[Exercise prompt] With the pictures set aside, write out all of the data exactly as it stands.

[Dataset content]

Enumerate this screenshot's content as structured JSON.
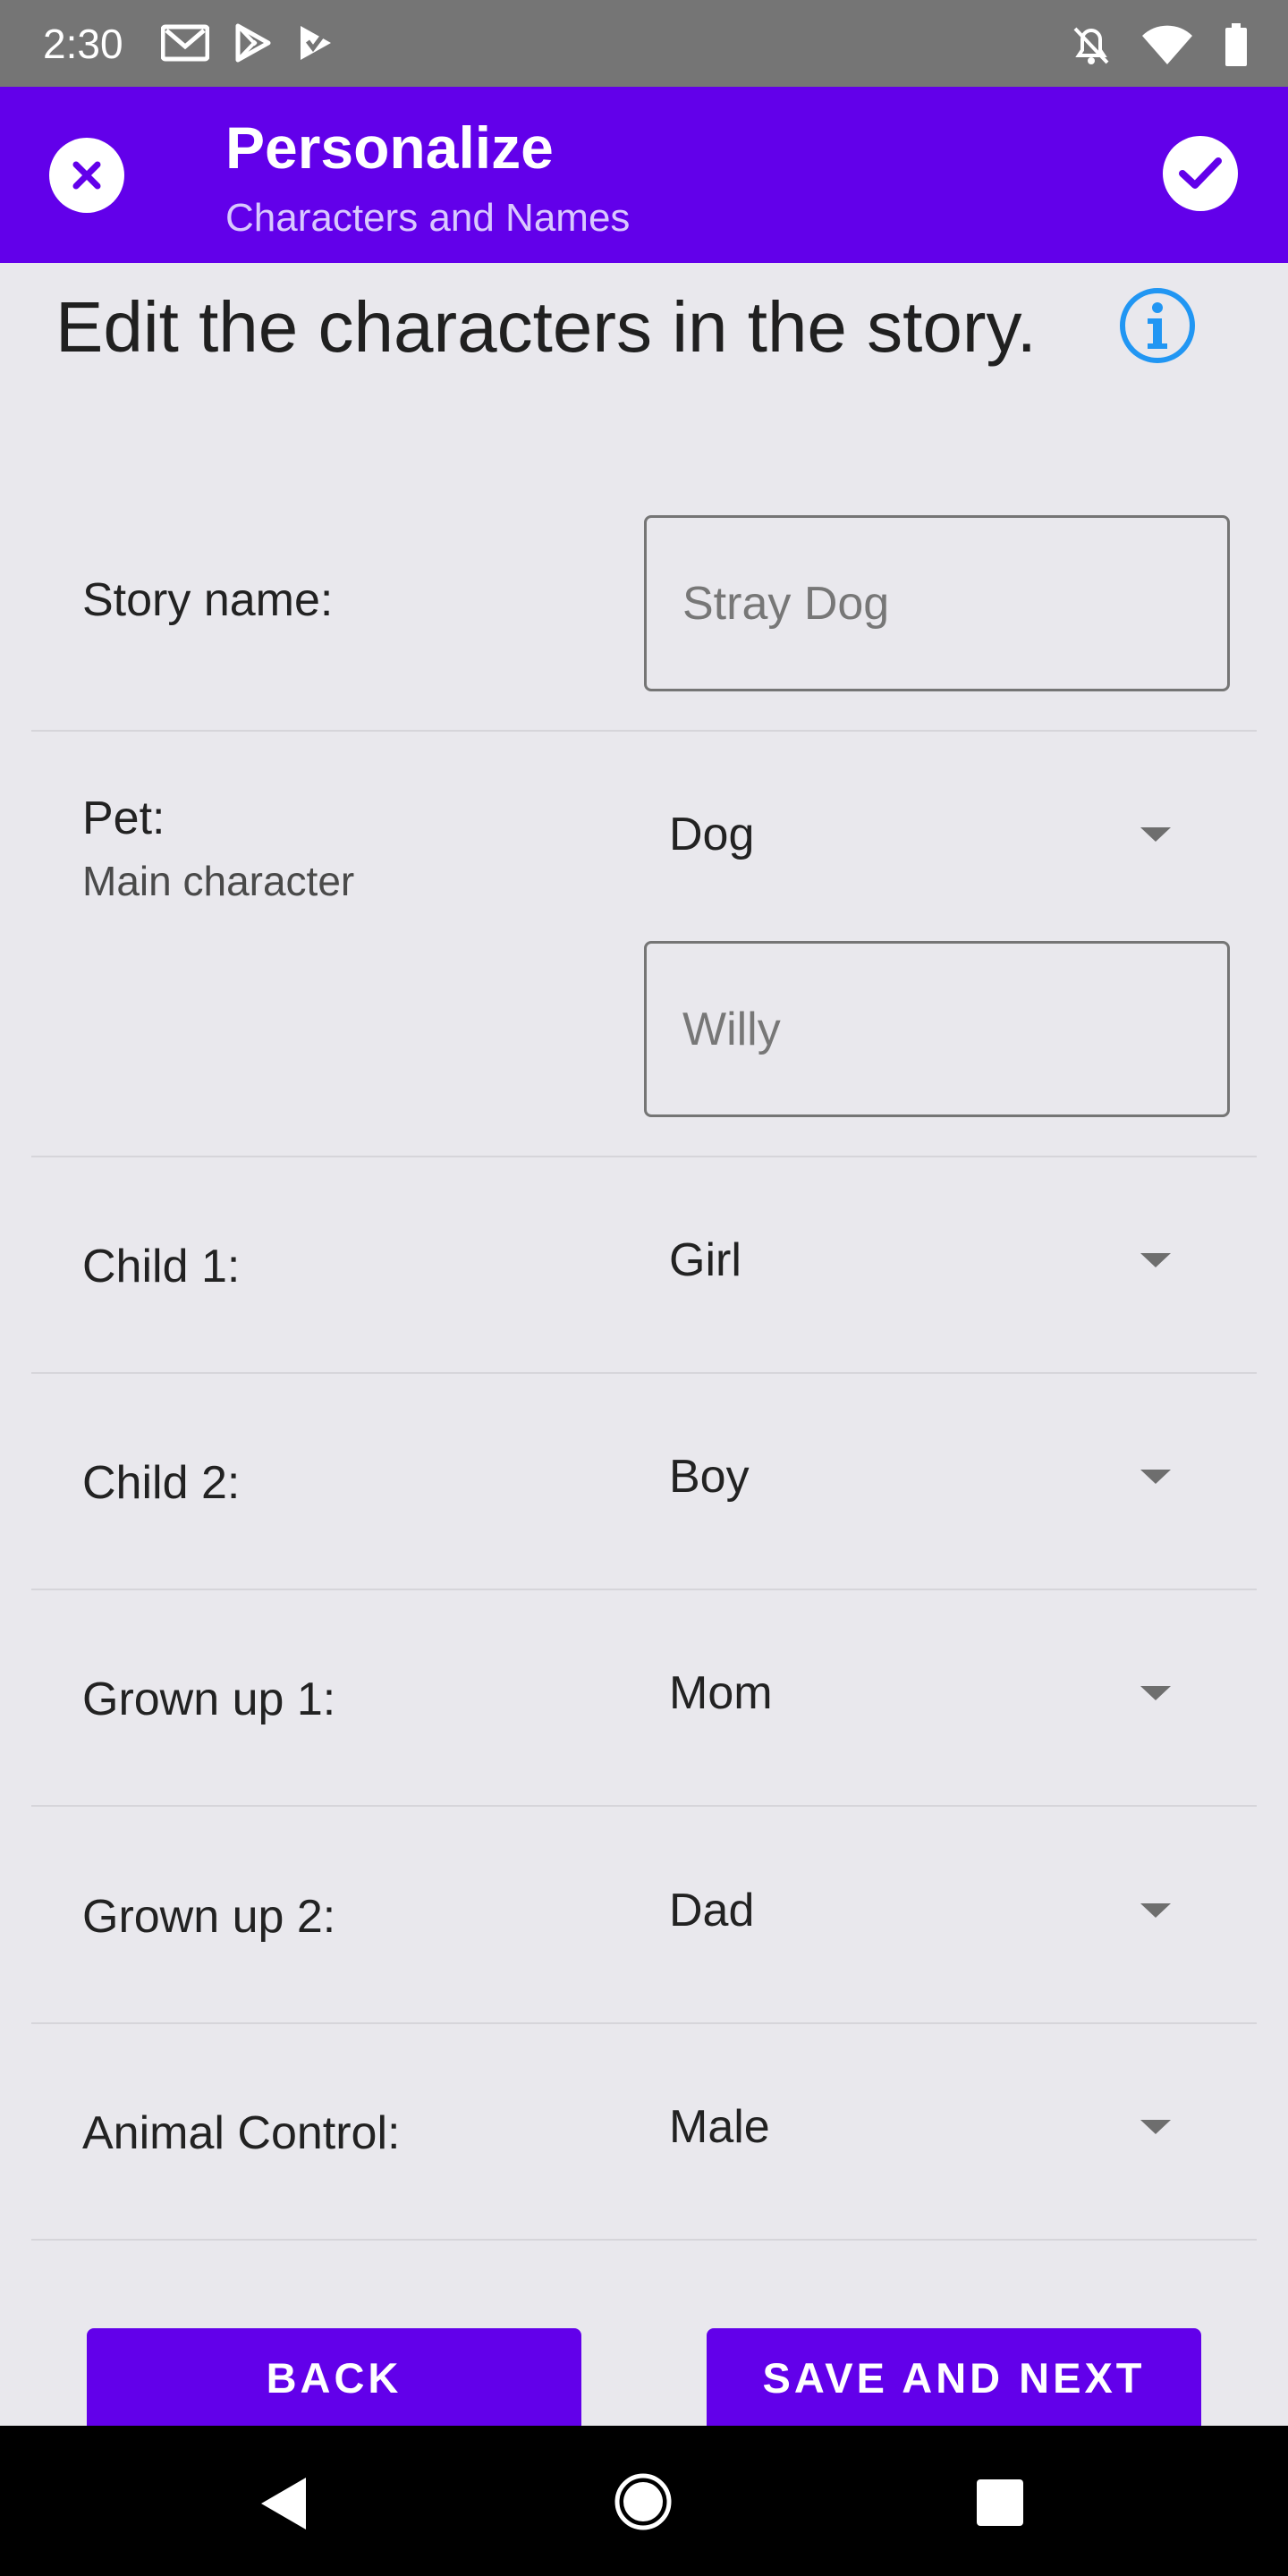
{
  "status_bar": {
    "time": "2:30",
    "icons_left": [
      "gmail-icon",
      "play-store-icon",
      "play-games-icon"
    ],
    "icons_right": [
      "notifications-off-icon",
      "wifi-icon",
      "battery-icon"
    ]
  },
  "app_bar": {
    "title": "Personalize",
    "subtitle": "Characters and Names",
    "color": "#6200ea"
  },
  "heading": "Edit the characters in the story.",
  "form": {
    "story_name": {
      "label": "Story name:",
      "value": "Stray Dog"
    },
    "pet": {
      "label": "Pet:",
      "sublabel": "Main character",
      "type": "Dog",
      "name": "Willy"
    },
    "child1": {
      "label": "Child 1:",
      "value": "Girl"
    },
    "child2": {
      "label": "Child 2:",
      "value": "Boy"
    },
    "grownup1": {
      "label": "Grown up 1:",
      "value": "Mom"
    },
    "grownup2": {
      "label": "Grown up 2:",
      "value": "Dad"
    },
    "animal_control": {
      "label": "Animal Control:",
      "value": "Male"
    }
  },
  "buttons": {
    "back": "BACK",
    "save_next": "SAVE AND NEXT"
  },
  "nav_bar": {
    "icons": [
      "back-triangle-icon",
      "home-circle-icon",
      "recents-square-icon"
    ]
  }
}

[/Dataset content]

[Output for this task]
Enumerate this screenshot's content as structured JSON.
{
  "status_bar": {
    "time": "2:30",
    "icons_left": [
      "gmail-icon",
      "play-store-icon",
      "play-games-icon"
    ],
    "icons_right": [
      "notifications-off-icon",
      "wifi-icon",
      "battery-icon"
    ]
  },
  "app_bar": {
    "title": "Personalize",
    "subtitle": "Characters and Names",
    "color": "#6200ea"
  },
  "heading": "Edit the characters in the story.",
  "form": {
    "story_name": {
      "label": "Story name:",
      "value": "Stray Dog"
    },
    "pet": {
      "label": "Pet:",
      "sublabel": "Main character",
      "type": "Dog",
      "name": "Willy"
    },
    "child1": {
      "label": "Child 1:",
      "value": "Girl"
    },
    "child2": {
      "label": "Child 2:",
      "value": "Boy"
    },
    "grownup1": {
      "label": "Grown up 1:",
      "value": "Mom"
    },
    "grownup2": {
      "label": "Grown up 2:",
      "value": "Dad"
    },
    "animal_control": {
      "label": "Animal Control:",
      "value": "Male"
    }
  },
  "buttons": {
    "back": "BACK",
    "save_next": "SAVE AND NEXT"
  },
  "nav_bar": {
    "icons": [
      "back-triangle-icon",
      "home-circle-icon",
      "recents-square-icon"
    ]
  }
}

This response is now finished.